● Your task:
Copy every line below where the string "reactions" is found.

● Dataset excerpts:
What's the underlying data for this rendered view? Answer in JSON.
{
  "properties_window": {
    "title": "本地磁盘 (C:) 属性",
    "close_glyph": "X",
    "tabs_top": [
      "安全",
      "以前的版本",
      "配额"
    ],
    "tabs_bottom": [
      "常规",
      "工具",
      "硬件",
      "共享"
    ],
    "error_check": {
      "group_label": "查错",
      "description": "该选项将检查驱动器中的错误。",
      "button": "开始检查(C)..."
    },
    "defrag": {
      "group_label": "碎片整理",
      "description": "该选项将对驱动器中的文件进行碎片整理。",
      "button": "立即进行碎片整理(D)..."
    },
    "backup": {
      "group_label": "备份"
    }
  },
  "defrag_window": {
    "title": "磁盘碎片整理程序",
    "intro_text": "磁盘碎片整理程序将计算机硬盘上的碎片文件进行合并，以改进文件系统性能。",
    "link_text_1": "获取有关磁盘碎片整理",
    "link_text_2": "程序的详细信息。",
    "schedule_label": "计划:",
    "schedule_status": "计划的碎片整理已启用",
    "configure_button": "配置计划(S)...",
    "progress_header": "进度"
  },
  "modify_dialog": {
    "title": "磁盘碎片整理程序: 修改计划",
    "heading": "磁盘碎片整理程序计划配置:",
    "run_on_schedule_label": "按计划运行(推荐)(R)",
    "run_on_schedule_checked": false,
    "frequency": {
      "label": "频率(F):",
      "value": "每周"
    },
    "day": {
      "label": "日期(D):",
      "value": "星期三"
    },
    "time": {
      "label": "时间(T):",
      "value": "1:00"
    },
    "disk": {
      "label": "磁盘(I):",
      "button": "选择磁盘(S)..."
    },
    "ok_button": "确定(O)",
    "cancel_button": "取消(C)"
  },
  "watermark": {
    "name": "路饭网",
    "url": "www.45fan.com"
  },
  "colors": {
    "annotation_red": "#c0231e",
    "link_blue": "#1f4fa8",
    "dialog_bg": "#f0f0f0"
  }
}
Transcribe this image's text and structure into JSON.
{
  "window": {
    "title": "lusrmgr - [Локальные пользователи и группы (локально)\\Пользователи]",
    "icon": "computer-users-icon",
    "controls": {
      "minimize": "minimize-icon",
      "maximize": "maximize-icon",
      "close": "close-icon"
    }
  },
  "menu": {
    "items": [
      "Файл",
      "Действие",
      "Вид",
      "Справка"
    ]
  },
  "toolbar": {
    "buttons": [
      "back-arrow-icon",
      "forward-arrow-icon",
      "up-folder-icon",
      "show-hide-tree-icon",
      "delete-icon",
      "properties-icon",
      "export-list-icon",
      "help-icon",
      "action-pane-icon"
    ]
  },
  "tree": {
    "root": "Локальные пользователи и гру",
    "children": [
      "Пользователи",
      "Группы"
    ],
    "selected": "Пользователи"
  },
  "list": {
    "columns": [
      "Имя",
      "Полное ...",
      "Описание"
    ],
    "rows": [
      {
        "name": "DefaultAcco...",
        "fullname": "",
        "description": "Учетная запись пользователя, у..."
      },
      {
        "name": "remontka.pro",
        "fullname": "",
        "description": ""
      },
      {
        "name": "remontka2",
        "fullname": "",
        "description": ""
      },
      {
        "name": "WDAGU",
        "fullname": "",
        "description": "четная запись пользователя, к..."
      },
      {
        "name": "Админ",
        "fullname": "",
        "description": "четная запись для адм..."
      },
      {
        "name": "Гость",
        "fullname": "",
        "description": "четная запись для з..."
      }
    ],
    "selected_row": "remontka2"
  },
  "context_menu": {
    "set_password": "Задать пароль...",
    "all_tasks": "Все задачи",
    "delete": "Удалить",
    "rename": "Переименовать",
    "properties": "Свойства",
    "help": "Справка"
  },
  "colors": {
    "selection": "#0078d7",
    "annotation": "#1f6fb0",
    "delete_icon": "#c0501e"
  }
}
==
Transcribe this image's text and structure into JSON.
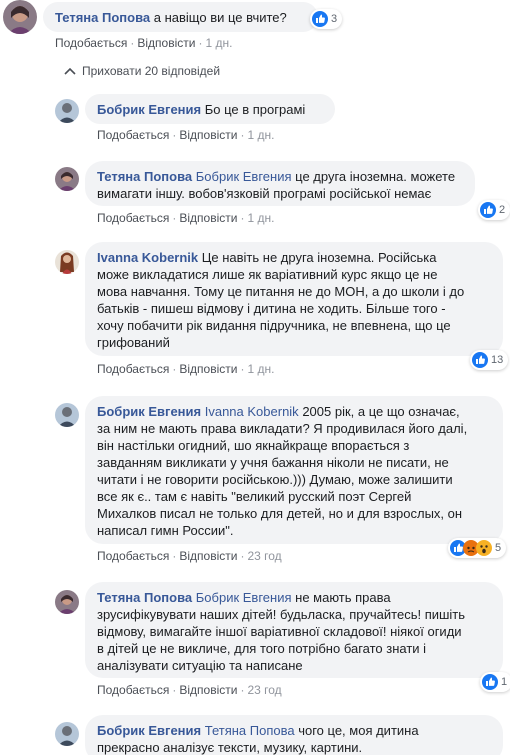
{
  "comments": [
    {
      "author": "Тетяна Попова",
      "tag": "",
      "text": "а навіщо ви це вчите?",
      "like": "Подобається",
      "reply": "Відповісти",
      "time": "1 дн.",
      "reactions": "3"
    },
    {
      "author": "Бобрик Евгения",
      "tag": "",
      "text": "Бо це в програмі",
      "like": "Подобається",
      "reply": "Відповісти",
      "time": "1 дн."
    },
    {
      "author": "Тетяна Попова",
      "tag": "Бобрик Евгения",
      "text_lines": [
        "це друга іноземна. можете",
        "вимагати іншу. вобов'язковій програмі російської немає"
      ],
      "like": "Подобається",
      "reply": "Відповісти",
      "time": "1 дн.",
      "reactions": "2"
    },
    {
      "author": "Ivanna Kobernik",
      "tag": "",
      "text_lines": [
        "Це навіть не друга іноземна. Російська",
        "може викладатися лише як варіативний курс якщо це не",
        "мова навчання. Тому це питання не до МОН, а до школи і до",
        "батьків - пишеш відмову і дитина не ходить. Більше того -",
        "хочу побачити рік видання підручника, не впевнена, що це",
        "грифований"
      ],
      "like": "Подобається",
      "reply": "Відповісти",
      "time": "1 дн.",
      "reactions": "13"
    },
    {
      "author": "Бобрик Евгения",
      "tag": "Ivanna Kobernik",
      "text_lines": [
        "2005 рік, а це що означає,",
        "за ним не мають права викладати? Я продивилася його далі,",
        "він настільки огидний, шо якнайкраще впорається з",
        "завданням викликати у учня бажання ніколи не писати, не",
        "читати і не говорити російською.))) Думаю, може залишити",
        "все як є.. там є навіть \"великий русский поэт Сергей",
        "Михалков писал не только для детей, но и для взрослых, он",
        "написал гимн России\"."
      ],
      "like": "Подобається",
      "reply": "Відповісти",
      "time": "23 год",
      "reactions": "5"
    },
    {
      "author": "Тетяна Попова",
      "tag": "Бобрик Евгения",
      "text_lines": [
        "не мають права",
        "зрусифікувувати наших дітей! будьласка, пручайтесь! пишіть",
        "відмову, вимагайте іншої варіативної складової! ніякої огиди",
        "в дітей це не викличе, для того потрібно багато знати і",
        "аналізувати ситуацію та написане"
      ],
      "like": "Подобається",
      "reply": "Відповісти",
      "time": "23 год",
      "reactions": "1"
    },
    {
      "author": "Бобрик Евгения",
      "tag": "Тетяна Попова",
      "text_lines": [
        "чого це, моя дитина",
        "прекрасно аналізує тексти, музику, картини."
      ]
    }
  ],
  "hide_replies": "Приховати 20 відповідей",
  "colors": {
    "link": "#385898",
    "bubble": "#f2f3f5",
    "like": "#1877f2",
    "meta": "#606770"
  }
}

● Task response:
      "reactions": "3"
      "reactions": "2"
      "reactions": "13"
      "reactions": "5"
      "reactions": "1"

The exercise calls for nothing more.